New information related to the two-year-old Richard Oland murder investigation could be revealed within weeks.

Provincial court Chief Judge R. Leslie Jackson is considering an application by CBC News and Brunswick News to lift the publication ban and sealing order on testimony given by the lead investigator in the case.

Const. Stephen Davidson testified behind closed doors last August so he could speak freely about sealed search warrants related to the case.

ns-si-richard-oland

Richard Oland, 69, was found dead in his office on Canterbury Street on July 7, 2011. (Canadian Yachting Association)

But details about those warrants — including the fact Oland's son Dennis is considered the prime suspect — have since been made public after the media outlets applied for a judicial review.

Justice William Grant of the Court of Queen's Bench ruled in May that Jackson "made an error in law" in imposing a publication ban on the names of people who were subject to searches.

Grant dismissed the application to lift the orders on the police officer's closed-door testimony, however, suggesting it may be more appropriate for Jackson to be the one to reconsider his ruling.

Jackson is expected to provide the Crown, media lawyer David Coles and lawyers representing members of the Oland family his initial view of what, if anything, should be released by the end of July.

If all parties agree, Jackson will then order the information released.

Otherwise, a hearing has been scheduled for Sept. 6.

Coles is optimistic. "Now that the decisions have been made that the warrant material is to be released — and it has been released — and the publication ban has been quashed, there should be no reason that the open court principle wouldn’t prevail and testimony given should be available for scrutiny," he told CBC News on Tuesday.

Oland, 69, a prominent businessman, was found dead in his uptown Saint John office on July 7, 2011.

No details have been released about the cause of death or whether any weapons were involved.

No charges have been laid.

Saint John Police Chief Bill Reid said last week the file is in the hands of provincial Crown prosecutors for consideration.

Under New Brunswick's pre-charge screening system, it is up to the Crown to decide whether there is enough evidence to proceed with laying charges.

Saint John Crown prosecutor Patrick Wilbur, who is handling the case along with colleague John Henheffer, has declined to comment.

A spokesman for the Department of Justice also declined any comment.

3 more sealed documents

Meanwhile, other sealed documents related to the murder investigation will be back before the courts in September.

There are still three more search warrants/production orders that have not yet been made public, said Coles, who is representing the media outlets in a bid to have them released.

Several other warrants have been ordered unsealed by the courts, other than so-called "hallmark" evidence about the crime scene and conditions of Oland's body that only the killer would know.

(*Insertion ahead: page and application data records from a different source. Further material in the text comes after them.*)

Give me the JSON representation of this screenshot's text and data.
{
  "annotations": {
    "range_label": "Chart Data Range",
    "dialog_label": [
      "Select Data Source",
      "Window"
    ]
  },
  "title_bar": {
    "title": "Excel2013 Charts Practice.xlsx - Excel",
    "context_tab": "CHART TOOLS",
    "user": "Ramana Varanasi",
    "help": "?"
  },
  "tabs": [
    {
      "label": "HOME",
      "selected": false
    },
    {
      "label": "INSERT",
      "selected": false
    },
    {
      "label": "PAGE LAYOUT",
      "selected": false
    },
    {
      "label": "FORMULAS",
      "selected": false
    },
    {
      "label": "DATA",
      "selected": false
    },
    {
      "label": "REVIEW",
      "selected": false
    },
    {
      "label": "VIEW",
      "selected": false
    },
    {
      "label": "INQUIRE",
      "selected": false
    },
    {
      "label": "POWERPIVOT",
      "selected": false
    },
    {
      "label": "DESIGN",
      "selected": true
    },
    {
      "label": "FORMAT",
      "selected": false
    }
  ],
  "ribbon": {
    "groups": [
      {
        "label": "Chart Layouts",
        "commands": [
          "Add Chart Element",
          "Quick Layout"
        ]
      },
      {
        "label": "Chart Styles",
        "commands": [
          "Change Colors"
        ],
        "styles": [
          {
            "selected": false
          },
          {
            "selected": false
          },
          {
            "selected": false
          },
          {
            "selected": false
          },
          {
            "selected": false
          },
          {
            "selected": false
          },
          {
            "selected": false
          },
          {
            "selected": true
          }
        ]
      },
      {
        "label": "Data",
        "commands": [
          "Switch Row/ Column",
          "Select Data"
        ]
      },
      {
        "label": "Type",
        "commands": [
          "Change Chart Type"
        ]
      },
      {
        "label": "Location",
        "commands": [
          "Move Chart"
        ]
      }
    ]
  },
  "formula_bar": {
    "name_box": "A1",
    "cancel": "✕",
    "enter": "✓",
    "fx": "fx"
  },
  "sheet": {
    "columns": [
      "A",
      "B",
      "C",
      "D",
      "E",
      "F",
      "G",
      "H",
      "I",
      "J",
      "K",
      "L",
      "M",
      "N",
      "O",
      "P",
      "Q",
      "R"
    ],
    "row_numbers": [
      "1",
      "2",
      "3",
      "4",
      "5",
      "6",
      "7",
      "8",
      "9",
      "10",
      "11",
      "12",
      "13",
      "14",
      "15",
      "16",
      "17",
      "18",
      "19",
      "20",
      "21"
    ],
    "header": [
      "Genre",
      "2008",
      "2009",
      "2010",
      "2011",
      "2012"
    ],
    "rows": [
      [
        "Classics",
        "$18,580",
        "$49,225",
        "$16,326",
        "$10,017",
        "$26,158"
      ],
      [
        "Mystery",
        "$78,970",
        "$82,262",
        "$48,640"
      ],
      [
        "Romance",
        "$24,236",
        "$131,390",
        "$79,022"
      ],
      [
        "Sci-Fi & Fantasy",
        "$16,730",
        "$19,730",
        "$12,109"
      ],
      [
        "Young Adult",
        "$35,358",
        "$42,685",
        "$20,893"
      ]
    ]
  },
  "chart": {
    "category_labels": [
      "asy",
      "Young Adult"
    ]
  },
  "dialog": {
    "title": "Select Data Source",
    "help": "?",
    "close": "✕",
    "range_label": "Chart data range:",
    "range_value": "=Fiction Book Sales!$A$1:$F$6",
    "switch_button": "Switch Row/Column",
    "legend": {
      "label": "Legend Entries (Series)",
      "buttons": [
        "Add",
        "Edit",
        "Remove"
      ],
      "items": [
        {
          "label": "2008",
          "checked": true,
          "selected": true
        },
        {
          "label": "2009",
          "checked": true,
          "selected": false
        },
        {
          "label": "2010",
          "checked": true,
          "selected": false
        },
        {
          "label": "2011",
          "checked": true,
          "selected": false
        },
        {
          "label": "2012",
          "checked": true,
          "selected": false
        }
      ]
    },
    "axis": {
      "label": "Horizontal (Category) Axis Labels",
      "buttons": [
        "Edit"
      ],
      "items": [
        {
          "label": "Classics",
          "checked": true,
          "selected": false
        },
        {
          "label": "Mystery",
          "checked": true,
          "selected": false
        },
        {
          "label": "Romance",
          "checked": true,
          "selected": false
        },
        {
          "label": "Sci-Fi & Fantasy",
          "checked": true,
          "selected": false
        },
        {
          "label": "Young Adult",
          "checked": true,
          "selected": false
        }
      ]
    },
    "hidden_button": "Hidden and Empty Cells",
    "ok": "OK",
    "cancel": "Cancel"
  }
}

On Sept. 5, the Crown will argue behind closed doors as to what information should remain blacked out and why.

Lawyers representing members of the Oland family with have an opportunity to provide comment, then Coles will respond on behalf of the media outlets.

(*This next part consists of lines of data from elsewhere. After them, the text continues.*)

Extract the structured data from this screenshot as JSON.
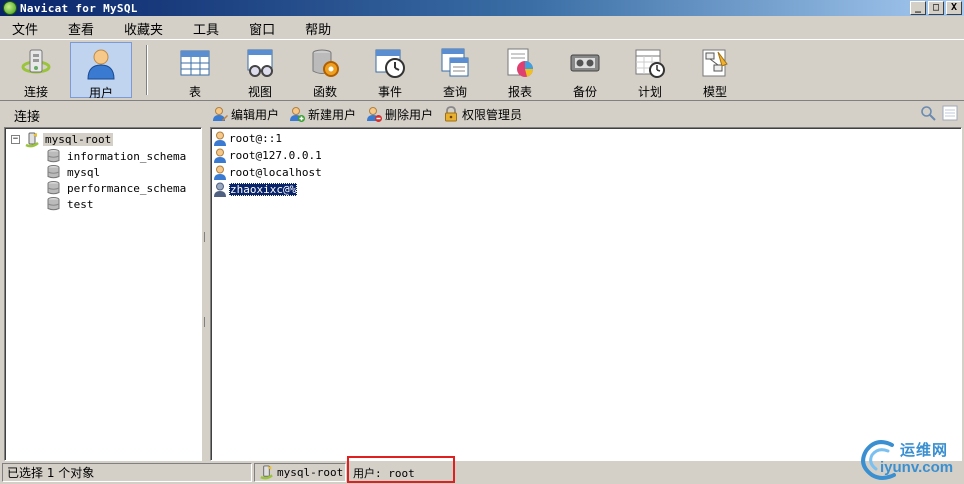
{
  "window": {
    "title": "Navicat for MySQL",
    "minimize": "_",
    "maximize": "□",
    "close": "X"
  },
  "menu": [
    "文件",
    "查看",
    "收藏夹",
    "工具",
    "窗口",
    "帮助"
  ],
  "toolbar": {
    "connect": "连接",
    "user": "用户",
    "table": "表",
    "view": "视图",
    "function": "函数",
    "event": "事件",
    "query": "查询",
    "report": "报表",
    "backup": "备份",
    "schedule": "计划",
    "model": "模型"
  },
  "sidebar": {
    "header": "连接",
    "connection": {
      "expander": "−",
      "name": "mysql-root",
      "databases": [
        "information_schema",
        "mysql",
        "performance_schema",
        "test"
      ]
    }
  },
  "object_toolbar": {
    "edit_user": "编辑用户",
    "new_user": "新建用户",
    "delete_user": "删除用户",
    "privilege_manager": "权限管理员"
  },
  "users": [
    {
      "name": "root@::1",
      "selected": false
    },
    {
      "name": "root@127.0.0.1",
      "selected": false
    },
    {
      "name": "root@localhost",
      "selected": false
    },
    {
      "name": "zhaoxixc@%",
      "selected": true
    }
  ],
  "status": {
    "selection": "已选择 1 个对象",
    "connection": "mysql-root",
    "user": "用户: root"
  },
  "watermark": {
    "cn": "运维网",
    "en": "iyunv.com"
  },
  "colors": {
    "accent": "#0a246a",
    "highlight_box": "#e02020",
    "watermark": "#3a8fd0"
  }
}
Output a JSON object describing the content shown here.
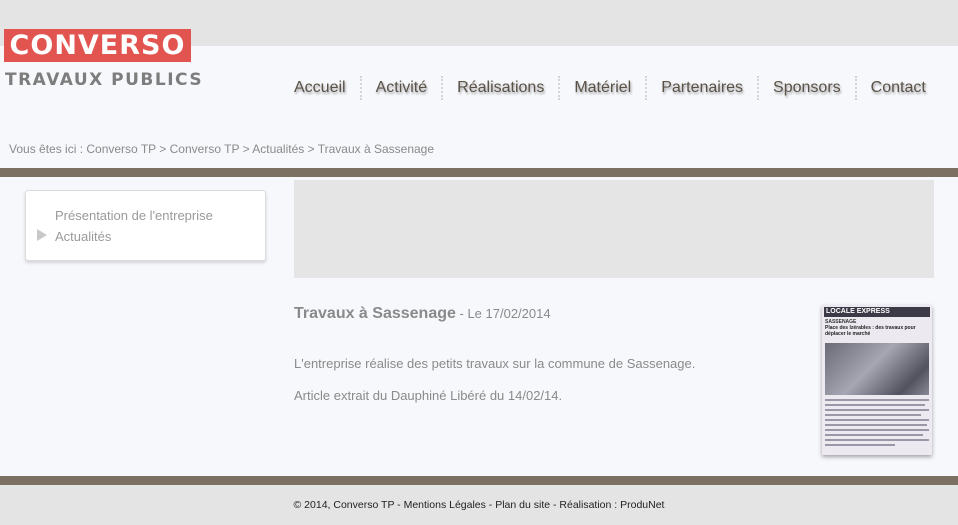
{
  "logo": {
    "brand": "CONVERSO",
    "tagline": "TRAVAUX PUBLICS"
  },
  "nav": {
    "items": [
      "Accueil",
      "Activité",
      "Réalisations",
      "Matériel",
      "Partenaires",
      "Sponsors",
      "Contact"
    ]
  },
  "breadcrumb": "Vous êtes ici : Converso TP > Converso TP > Actualités > Travaux à Sassenage",
  "sidebar": {
    "items": [
      "Présentation de l'entreprise",
      "Actualités"
    ]
  },
  "article": {
    "title": "Travaux à Sassenage",
    "date": " - Le 17/02/2014",
    "paragraphs": [
      "L'entreprise réalise des petits travaux sur la commune de Sassenage.",
      "Article extrait du Dauphiné Libéré du 14/02/14."
    ],
    "clipping": {
      "header": "LOCALE EXPRESS",
      "section": "SASSENAGE",
      "headline": "Place des Izérables : des travaux pour déplacer le marché"
    }
  },
  "footer": "© 2014, Converso TP - Mentions Légales - Plan du site - Réalisation : ProduNet",
  "colors": {
    "brand_red": "#e25450",
    "band_brown": "#7c7062"
  }
}
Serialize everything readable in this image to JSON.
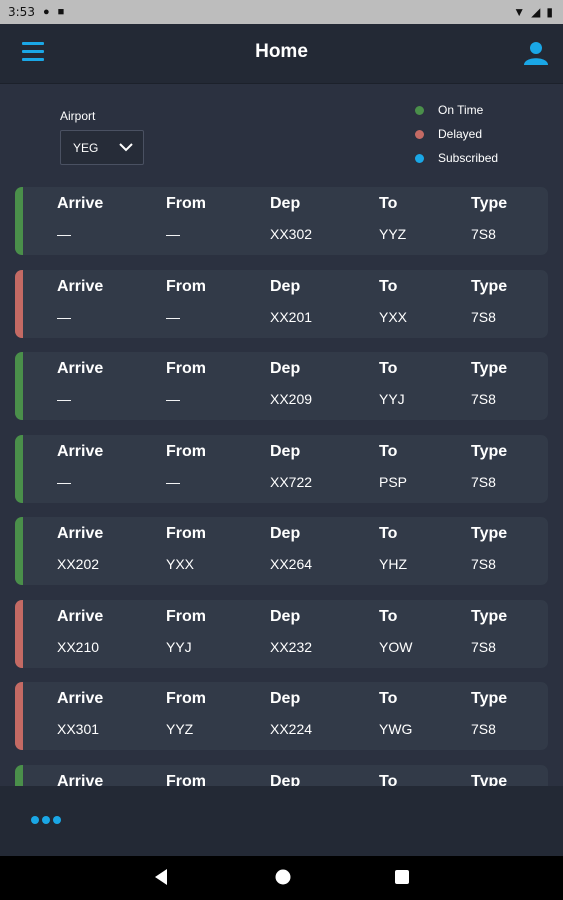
{
  "status_bar": {
    "time": "3:53"
  },
  "header": {
    "title": "Home"
  },
  "airport": {
    "label": "Airport",
    "selected": "YEG"
  },
  "legend": [
    {
      "label": "On Time",
      "color": "#4a8f4a"
    },
    {
      "label": "Delayed",
      "color": "#c46a64"
    },
    {
      "label": "Subscribed",
      "color": "#1aa7e6"
    }
  ],
  "columns": [
    "Arrive",
    "From",
    "Dep",
    "To",
    "Type"
  ],
  "flights": [
    {
      "status": "on-time",
      "arrive": "—",
      "from": "—",
      "dep": "XX302",
      "to": "YYZ",
      "type": "7S8"
    },
    {
      "status": "delayed",
      "arrive": "—",
      "from": "—",
      "dep": "XX201",
      "to": "YXX",
      "type": "7S8"
    },
    {
      "status": "on-time",
      "arrive": "—",
      "from": "—",
      "dep": "XX209",
      "to": "YYJ",
      "type": "7S8"
    },
    {
      "status": "on-time",
      "arrive": "—",
      "from": "—",
      "dep": "XX722",
      "to": "PSP",
      "type": "7S8"
    },
    {
      "status": "on-time",
      "arrive": "XX202",
      "from": "YXX",
      "dep": "XX264",
      "to": "YHZ",
      "type": "7S8"
    },
    {
      "status": "delayed",
      "arrive": "XX210",
      "from": "YYJ",
      "dep": "XX232",
      "to": "YOW",
      "type": "7S8"
    },
    {
      "status": "delayed",
      "arrive": "XX301",
      "from": "YYZ",
      "dep": "XX224",
      "to": "YWG",
      "type": "7S8"
    },
    {
      "status": "on-time",
      "arrive": "",
      "from": "",
      "dep": "",
      "to": "",
      "type": ""
    }
  ],
  "colors": {
    "accent": "#1aa7e6",
    "on_time": "#4a8f4a",
    "delayed": "#c46a64"
  },
  "icons": {
    "menu": "hamburger-icon",
    "user": "user-icon",
    "more": "more-dots-icon"
  }
}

"Judge Jackson has previously ruled that content of other warrant materials —so long as they don’t describe the actual crime scene — ought to be released," said Coles.

"Justice Grant of the Court of Queen’s Bench indicated the previous publication ban ought to be quashed. So in my view, I would expect those decisions should have an impact here and the public should have an opportunity to learn some significant aspects of these warrant materials."

Previously-released warrants reveal Dennis Oland was the last known person to see his father alive and when questioned by police about what happened that day, July 6, 2011, he told officers: "Until I went over to [Richard Oland's]

office, it was a very typical day.

The documents suggest a possible financial motive. Dennis, Oland's only son and one of his financial advisers, is described as being "on the edge financially," after having gone through a divorce a few years earlier. He owed his father more than $500,000, according to the documents.

Police have seized at least 378 pieces of evidence and interviewed approximately 60 people.